When Buzz Is Bad

The head of distribution walks by the rows of cubicles that the head-setted internal sales team calls home. Pausing at the Sales Desk Manager’s door, he asks, “Where’s the buzz? Why don’t I hear buzz when I walk by your team – shouldn’t phone reps be on the phone most of the time? When I was wholesaling the sign of a good internal desk was lots of buzz…”

The sales desk manager sighs.

In 2014 if you hear buzz it is likely to be internal sales reps leaving too may voicemail messages to advisors who are deleting them.

About 3 or 4 years ago, it became socially acceptable to not answer your phone. Especially if you don’t recognize the caller ID OR if it looks like a sales call. The productivity gurus proclaim that a huge sap of our time is an interruptions based  ‘start and stop’ mode.

I’m not suggesting total silence is ok, but given the preferences of advisors and difficulty in access, do we really still have ‘phone’ groups?

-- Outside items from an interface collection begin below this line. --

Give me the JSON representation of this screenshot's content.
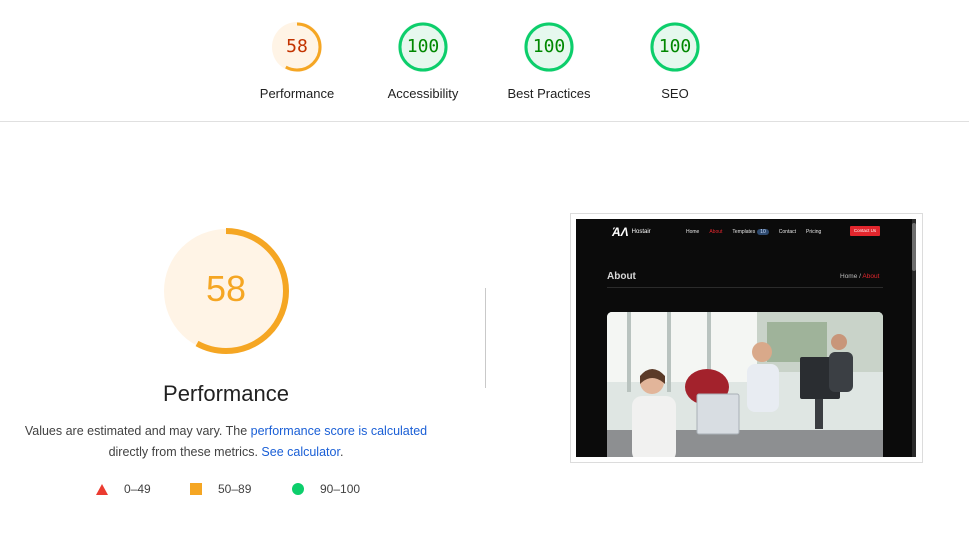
{
  "gauges": [
    {
      "label": "Performance",
      "score": "58",
      "value": 0.58,
      "status": "average"
    },
    {
      "label": "Accessibility",
      "score": "100",
      "value": 1.0,
      "status": "pass"
    },
    {
      "label": "Best Practices",
      "score": "100",
      "value": 1.0,
      "status": "pass"
    },
    {
      "label": "SEO",
      "score": "100",
      "value": 1.0,
      "status": "pass"
    }
  ],
  "colors": {
    "average_stroke": "#f5a623",
    "average_text": "#c33300",
    "average_fill": "#fff4e6",
    "pass_stroke": "#0cce6b",
    "pass_text": "#008800",
    "pass_fill": "#e6f8ee",
    "fail": "#eb3b30",
    "link": "#1a5fd6"
  },
  "main": {
    "score": "58",
    "value": 0.58,
    "title": "Performance",
    "desc_part1": "Values are estimated and may vary. The ",
    "desc_link1": "performance score is calculated",
    "desc_part2": " directly from these metrics. ",
    "desc_link2": "See calculator",
    "desc_part3": "."
  },
  "legend": [
    {
      "icon": "triangle-icon",
      "label": "0–49"
    },
    {
      "icon": "square-icon",
      "label": "50–89"
    },
    {
      "icon": "circle-icon",
      "label": "90–100"
    }
  ],
  "screenshot": {
    "logo": "Hostair",
    "nav": [
      "Home",
      "About",
      "Templates",
      "Contact",
      "Pricing"
    ],
    "templates_badge": "10",
    "cta": "Contact Us",
    "heading": "About",
    "breadcrumb_home": "Home",
    "breadcrumb_sep": " / ",
    "breadcrumb_current": "About"
  }
}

Here’s what gets in the way of buzz:

Unless you prep for a call using big data, Google, advisors website etc. to customize what you will say you have ignored what today’s advisors want from wholesalers – know something about my business. That takes time (quiet time).

Unless you are very strategic about the emails you send, they won’t get opened. That means a captivating subject line and customized content. No templates. That takes time (quiet time).

Unless you carefully input detailed information into the CRM after each call you jeopardize your ability to connect again with the credibility you need because you remember what they said.

No one has time for the days gone by chitchat that used to be the mainstay of phone reps.

The savvy sales desk managers know that effort to create buzz for the sake of buzz will get in the way of the quality conversations that are MUCH harder to have now. What really motivates the reps on the phone is to acknowledge how they are doing on the tougher metrics – not dials and connects but quality conversations.

Silence can be golden.